Intial C3Po sketch inspired by the Maschinenmensch
McQuarrie's early concept of C-3PO and companion R2-D2
Image Courtesy of Lucasfilm

 

Maschinenmensch and C3PO comparison
 A side-by-side comparison of C-3PO and the Maschinenmensch

The Hidden Fortress

the-hidden-fortress
Image Courtesy of Toho Co., Ltd.
The Hidden Fortress is arguably the film that had the most influence on George Lucas – and it's been saved for last here.
The name Akira Kurosawa may ring a bell with movie aficionados. He's considered one of the great filmmakers and his work is hailed by many film critics. He caught Lucas' eye while he was at film school and that was that.
Let's take a step back and have a look at Star Wars for a moment – and let's first consider the plot. It's a story seen through the eyes of two bumbling robots who help a princess fight an evil overlord. That's almost the story you'll see if you watch The Hidden Fortress. It's the tale of two bumbling idiots as they help an exiled Princess take on an evil General. Lucas arguably lifted the whole plot from it.

He also nabbed Kurosawa's scene wipes and sprinkled them throughout his own movie, making them his own (as the general American, not the rest of the world) didn't watch Japanese movies.

But it's not just The Hidden Fortress that Lucas borrowed from. He took many ideas from Kurosawa's movies:
  • The famous fight in which a certain alien gets his arm cut off in the Cantina by Obi-Wan Kenobi is straight from Yojimbo.
  • The hiding-under-the-floor trick is a lift from Yojimbo's sequel, Sanjuro.
  • The Empire Strikes Back features a lot of the plot and imagery from come from the Oscar-winning Dersu Uzala.
  • There's a moment in Revenge of the Sith when Yoda rides in a gunship. He runs his hand over his head, sadly pondering how the Jedi Council's request for Anakin to spy on Palpatine has riled Anakin. This mimics the character Kambei Shimada’s motion in Seven Samurai, one of Kurosawa's most famous movies.
  • Rian Johnson also continued this Kurosawa influence in The Last Jedi.

Other Movie Influences on Star Wars

There are plenty of other noteworthy movies – including Ben Hur, The Dam Busters, and Lawrence of Arabia – that have had some direct influence or inspiration on George Lucas' movies.

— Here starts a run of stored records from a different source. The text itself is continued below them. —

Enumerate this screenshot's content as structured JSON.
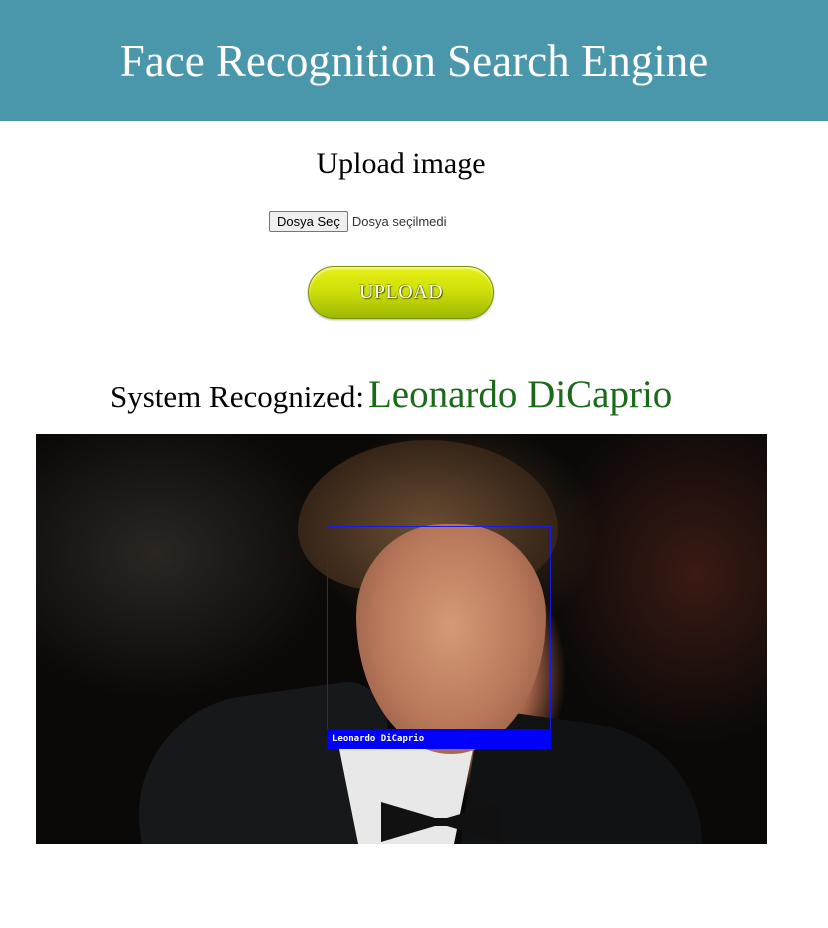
{
  "header": {
    "title": "Face Recognition Search Engine"
  },
  "upload": {
    "heading": "Upload image",
    "file_button_label": "Dosya Seç",
    "file_status": "Dosya seçilmedi",
    "submit_label": "UPLOAD"
  },
  "result": {
    "prefix": "System Recognized:",
    "name": "Leonardo DiCaprio",
    "face_box_label": "Leonardo DiCaprio"
  },
  "colors": {
    "header_bg": "#4a97ab",
    "result_name": "#1a6a1a",
    "upload_button": "#cfe00a",
    "face_box": "#0000ff"
  }
}
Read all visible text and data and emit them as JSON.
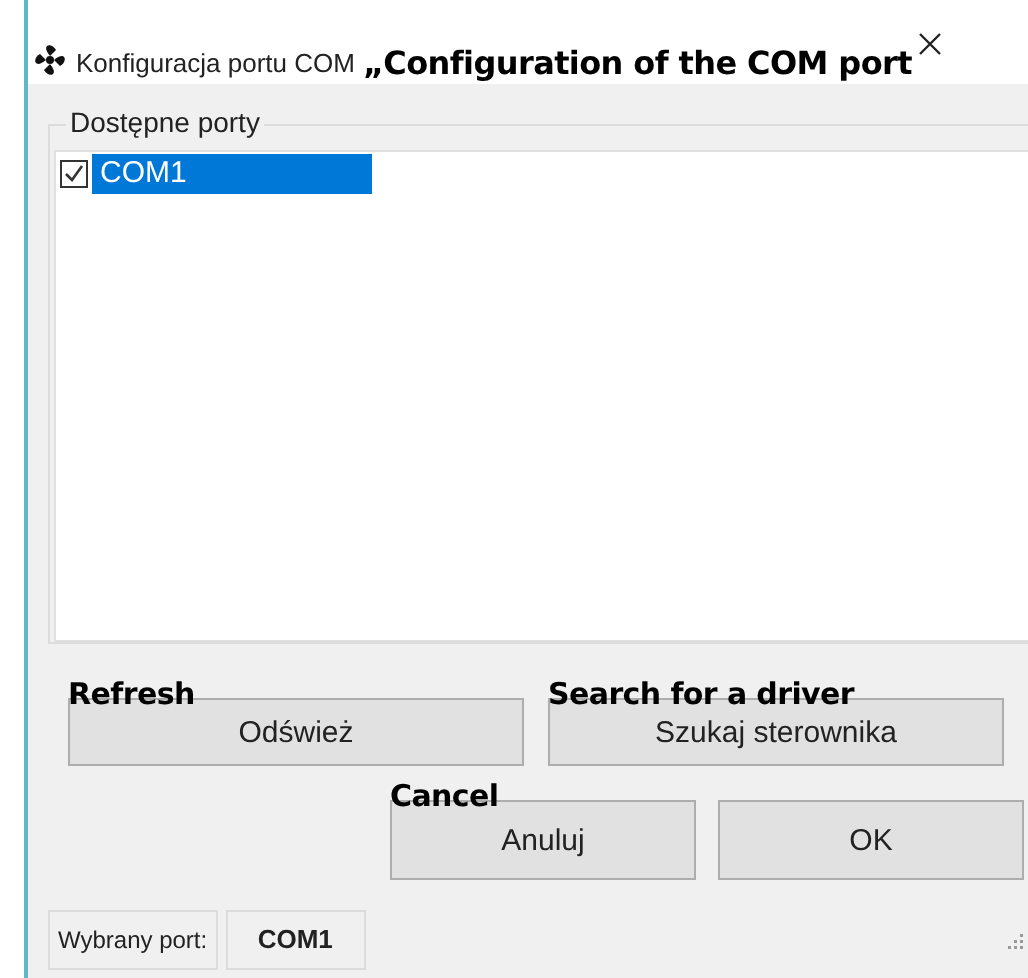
{
  "window": {
    "title": "Konfiguracja portu COM",
    "annotation": "„Configuration of the COM port"
  },
  "ports_group": {
    "title": "Dostępne porty",
    "items": [
      {
        "label": "COM1",
        "checked": true,
        "selected": true
      }
    ]
  },
  "buttons_row1": [
    {
      "label": "Odśwież",
      "annotation": "Refresh"
    },
    {
      "label": "Szukaj sterownika",
      "annotation": "Search for a driver"
    }
  ],
  "buttons_row2": [
    {
      "label": "Anuluj",
      "annotation": "Cancel"
    },
    {
      "label": "OK"
    }
  ],
  "status_bar": {
    "label": "Wybrany port:",
    "value": "COM1"
  }
}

  • For Ben Hur, the comparison between the chariot race and the pod race is unmistakable.
  • The Dam Busters features a bomb being landed in an impossible place, like Luke's Force-inspired torpedo blast shot to destroy the Death Star.
  • Lawrence of Arabia serves as the inspiration for the sand backdrop of Tatooine. We also understand that Lawrence of Arabia director David Lean studied The Searchers for inspiration on how to film landscapes.
  • One more Lawrence of Arabia reference was snuck into Attack of the Clones. That part where Padmé and Anakin “walk and talk” is filmed in exactly the same place (Plaza de España in Seville) as where a similar scene happens in Lean's movie.
  • Seven Samurai (Kurosawa again) casts a large shadow over Star Wars – while it's arguable that the concept of Jedi came from John Carter of Mars, the way the Jedi carry themselves with a noble dignity arguably comes from this movie.
  • The Cantina scene in A New Hope was probably inspired by the events that happened in Rick's Cafe in Casablanca (and also from Yojimbo). And Han Solo's use of “kid” when he talks to Luke is possibly borrowed straight from Humphrey Bogart's character. Speaking of Bogart, have you ever wondered how the Millenium Falcon got its name?
  • The medal ceremony at the end of A New Hope is apparently inspired by the Nazi propaganda movie Triumph of the Will. Indeed, Nazism inspired much of Star Wars. Think of Darth Vader's costume design, that speech General Hux gave in The Force Awakens and of course, even the name Stormtrooper was lifted straight out of Hitler's playbook.

This article was produced and syndicated by Wealth of Geeks.